Course:FNH200/Lessons/Lesson 10/Page 10.3
10.3 What is Food Irradiation?
Food Irradiation is the application of radiation, in the form of ionizing energy, to foods. According to Health Canada, Food Irradiation means "the treatment of food with ionizing radiation" from the following sources:
- Gamma radiation from a Cobalt-60 or Cesium 137
- X-rays generated from a machine source operated at or below 5 MeV
- Electrons generated from a machine source operated at or below 10 MeV
(read the full definition in Division 26 (Links to an external site.) of the Food and Drug Regulations)
Important Definitions pertaining to food irradiation:
- Gamma radiation is electromagnetic radiation that has very short wavelengths, similar to "short" x-rays. Isotopes such as cobalt 60 and cesium 137 emit gamma radiation as they disintegrate. The energy level of the gamma radiation emitted by these isotopes will not induce radioactivity in food materials.

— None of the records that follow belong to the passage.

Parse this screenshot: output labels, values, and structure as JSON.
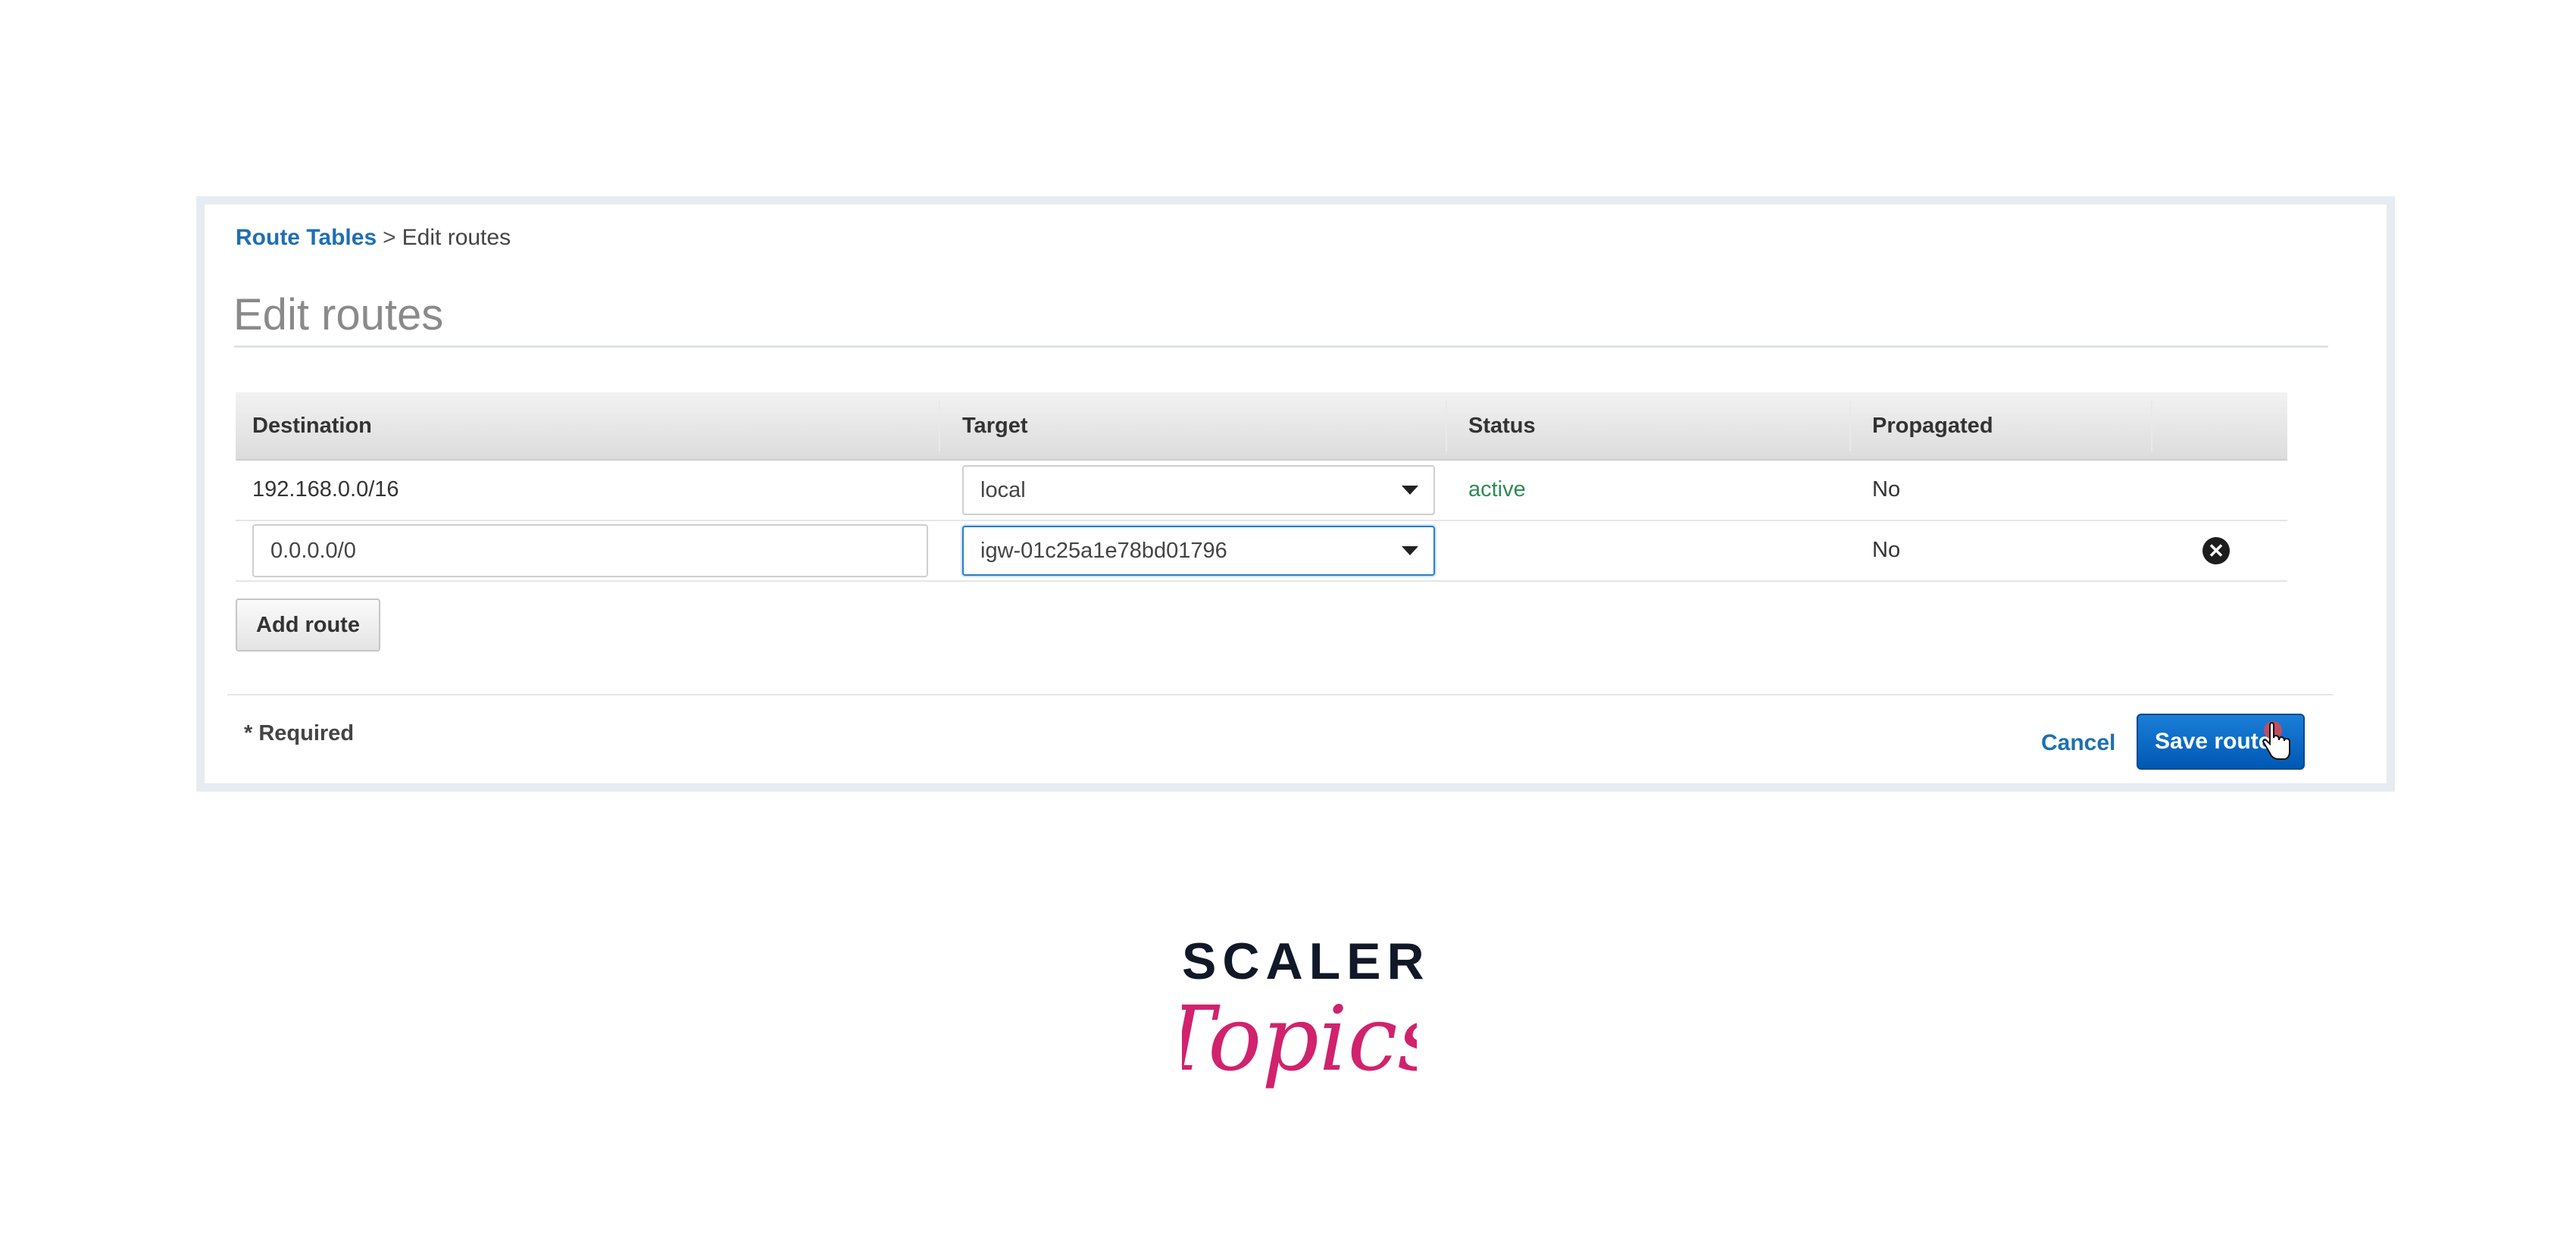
{
  "breadcrumb": {
    "link": "Route Tables",
    "separator": ">",
    "current": "Edit routes"
  },
  "page_title": "Edit routes",
  "table": {
    "columns": [
      "Destination",
      "Target",
      "Status",
      "Propagated"
    ],
    "rows": [
      {
        "destination": "192.168.0.0/16",
        "target": "local",
        "status": "active",
        "propagated": "No",
        "editable": false
      },
      {
        "destination": "0.0.0.0/0",
        "target": "igw-01c25a1e78bd01796",
        "status": "",
        "propagated": "No",
        "editable": true
      }
    ]
  },
  "buttons": {
    "add_route": "Add route",
    "cancel": "Cancel",
    "save_routes": "Save routes"
  },
  "required_note": "* Required",
  "logo": {
    "top": "SCALER",
    "script": "Topics"
  },
  "colors": {
    "link": "#1f6fb2",
    "status_active": "#2e8b57",
    "primary_button": "#0a6fd0",
    "brand_script": "#d1226d"
  },
  "icons": [
    "chevron-down-icon",
    "remove-circle-icon",
    "hand-pointer-icon"
  ]
}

- X-rays are electromagnetic radiations that are highly energetic and of short wavelength. X-rays are produced by x-ray machines that emit a beam of fast electrons which hit a metal target in a vacuum. X-ray machines emit radiation only when the machines are turned on.
- Electrons with high-energy (speed) may also be generated by an electron beam accelerator. Electron Beam Accelerators need only electricity to operate and produce no waste materials
- The Gray is a unit of energy absorbed by a food irradiated with ionizing radiation. One gray (Gy) is equivalent to the absorption of 1 joule of energy by 1 kilogram of food. One thousand grays equals one kilogray (kGy). Most of the ionizing radiation processes permitted around the world involve absorbed doses of <10 kGy.
- The Rad is another unit used to express the radiation absorbed dose (rad), where 100 rads = 1 Gy. However, the preferred unit is the kGy (above)
Atomic Energy of Canada Limited (AECL) is a Canadian federal crown corporation that is a leading agency in the development of food irradiators that use cobalt 60 as the energy source. The Canadian Nuclear Safety Commission (CNSC) (formerly the Atomic Energy Control Board or AECB) regulates the use of nuclear energy and material in Canada.
- Cobalt 60 is produced in the Canadian-built Candu reactors. It is contained within the stainless steel rods that are used to control the rate of nuclear fission and as such is not extracted from spent nuclear fuel. In this context, the cobalt is housed within stainless steel rods which are transported to a facility near Ottawa where the cobalt 60 pellets within the rods are recovered and then reassembled in stainless steel rods to be used as the energy source in food irradiators and also irradiators for sterilizing medical supplies (bandages, specimen containers) and devices, or for use in irradiators utilized for cancer therapy.
Figure 10.2 shows a typical diagram of an irradiation facility. In such a facility, the food is pre-packaged in boxes that are loaded into a pallet carrier where a conveyor system moves the food in the pallets. The pallets are carried into a chamber with irradiation source (eg. Cobalt 60). The pallet carriers travel through the irradiator room and around the Cobalt 60 source at a speed such that the required absorbed dose is attained. The absorbed dose depends on the amount of time food is exposed to the irradiation source. Dosimeters are placed with the food to measure the dose received (absorbed) in kGy. The irradiated pallets of food exit to the unloading station which is physically separated from the loading station so that treated and untreated foods do not become intermixed. A similar process is used with e-beam guns, where the food is carried through conveyor belts and passes through the electron beam. Please watch this video where they show food being irradiated using e-beam
Where are the (food) irradiation plants in Canada?
Most of the irradiation facilities in Canada process medical and personal care supplies. MDS Nordion (Laval, Quebec) and Iotron (Port Coquitlam, BC) process some dry food ingredients. The former uses gamma rays, while the latter uses electron beam technology. The Canadian Irradiation Centre (CIC) is a training centre operated as a joint venture by MDS Nordion and the Université du Québec, Institut Armand-Frappier (IAF).